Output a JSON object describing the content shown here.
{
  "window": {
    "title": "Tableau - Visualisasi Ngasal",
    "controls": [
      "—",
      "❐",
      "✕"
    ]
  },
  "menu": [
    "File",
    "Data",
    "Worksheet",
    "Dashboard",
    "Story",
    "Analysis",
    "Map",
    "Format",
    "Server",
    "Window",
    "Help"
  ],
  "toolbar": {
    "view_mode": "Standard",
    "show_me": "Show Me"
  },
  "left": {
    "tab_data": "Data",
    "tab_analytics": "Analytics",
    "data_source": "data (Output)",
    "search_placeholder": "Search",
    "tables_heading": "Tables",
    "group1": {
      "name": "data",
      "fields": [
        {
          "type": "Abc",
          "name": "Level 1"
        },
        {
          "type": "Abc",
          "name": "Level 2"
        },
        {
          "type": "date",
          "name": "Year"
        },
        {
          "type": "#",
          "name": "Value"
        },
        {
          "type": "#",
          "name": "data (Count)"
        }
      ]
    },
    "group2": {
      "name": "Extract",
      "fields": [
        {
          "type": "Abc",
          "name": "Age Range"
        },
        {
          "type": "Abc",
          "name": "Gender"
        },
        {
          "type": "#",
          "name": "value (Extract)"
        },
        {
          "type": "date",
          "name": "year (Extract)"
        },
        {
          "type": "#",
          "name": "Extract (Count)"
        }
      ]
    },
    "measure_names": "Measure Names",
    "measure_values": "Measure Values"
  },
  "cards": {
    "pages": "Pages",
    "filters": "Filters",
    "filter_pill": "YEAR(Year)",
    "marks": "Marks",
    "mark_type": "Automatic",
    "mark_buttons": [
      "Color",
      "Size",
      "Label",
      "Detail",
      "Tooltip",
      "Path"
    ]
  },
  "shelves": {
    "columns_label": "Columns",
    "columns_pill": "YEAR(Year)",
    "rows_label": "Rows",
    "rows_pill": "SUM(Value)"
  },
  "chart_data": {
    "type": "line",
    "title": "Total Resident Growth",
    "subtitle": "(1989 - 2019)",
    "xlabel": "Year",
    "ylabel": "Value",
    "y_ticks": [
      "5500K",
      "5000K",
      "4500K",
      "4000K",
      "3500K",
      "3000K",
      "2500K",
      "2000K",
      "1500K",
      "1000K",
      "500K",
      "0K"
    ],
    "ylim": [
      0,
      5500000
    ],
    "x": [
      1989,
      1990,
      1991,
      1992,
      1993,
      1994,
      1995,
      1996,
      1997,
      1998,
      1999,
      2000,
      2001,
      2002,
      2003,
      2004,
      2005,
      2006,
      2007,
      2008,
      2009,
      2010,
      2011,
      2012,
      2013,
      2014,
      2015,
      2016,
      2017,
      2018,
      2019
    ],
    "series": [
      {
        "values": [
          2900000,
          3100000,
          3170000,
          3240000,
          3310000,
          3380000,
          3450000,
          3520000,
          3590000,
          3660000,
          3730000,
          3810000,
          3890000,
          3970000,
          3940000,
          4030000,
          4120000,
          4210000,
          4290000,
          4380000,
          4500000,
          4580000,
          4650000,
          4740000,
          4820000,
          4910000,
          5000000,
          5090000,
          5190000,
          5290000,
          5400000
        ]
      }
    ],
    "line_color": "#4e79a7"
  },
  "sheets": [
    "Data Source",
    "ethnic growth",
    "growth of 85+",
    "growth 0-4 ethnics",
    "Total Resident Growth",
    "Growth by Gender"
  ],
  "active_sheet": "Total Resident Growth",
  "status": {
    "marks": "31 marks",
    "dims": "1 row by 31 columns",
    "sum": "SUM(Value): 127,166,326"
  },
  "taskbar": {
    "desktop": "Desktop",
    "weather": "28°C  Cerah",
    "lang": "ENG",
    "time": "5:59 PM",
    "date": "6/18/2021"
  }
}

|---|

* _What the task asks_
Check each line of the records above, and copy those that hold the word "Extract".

* _Task response_
      "name": "Extract",
          "name": "value (Extract)"
          "name": "year (Extract)"
          "name": "Extract (Count)"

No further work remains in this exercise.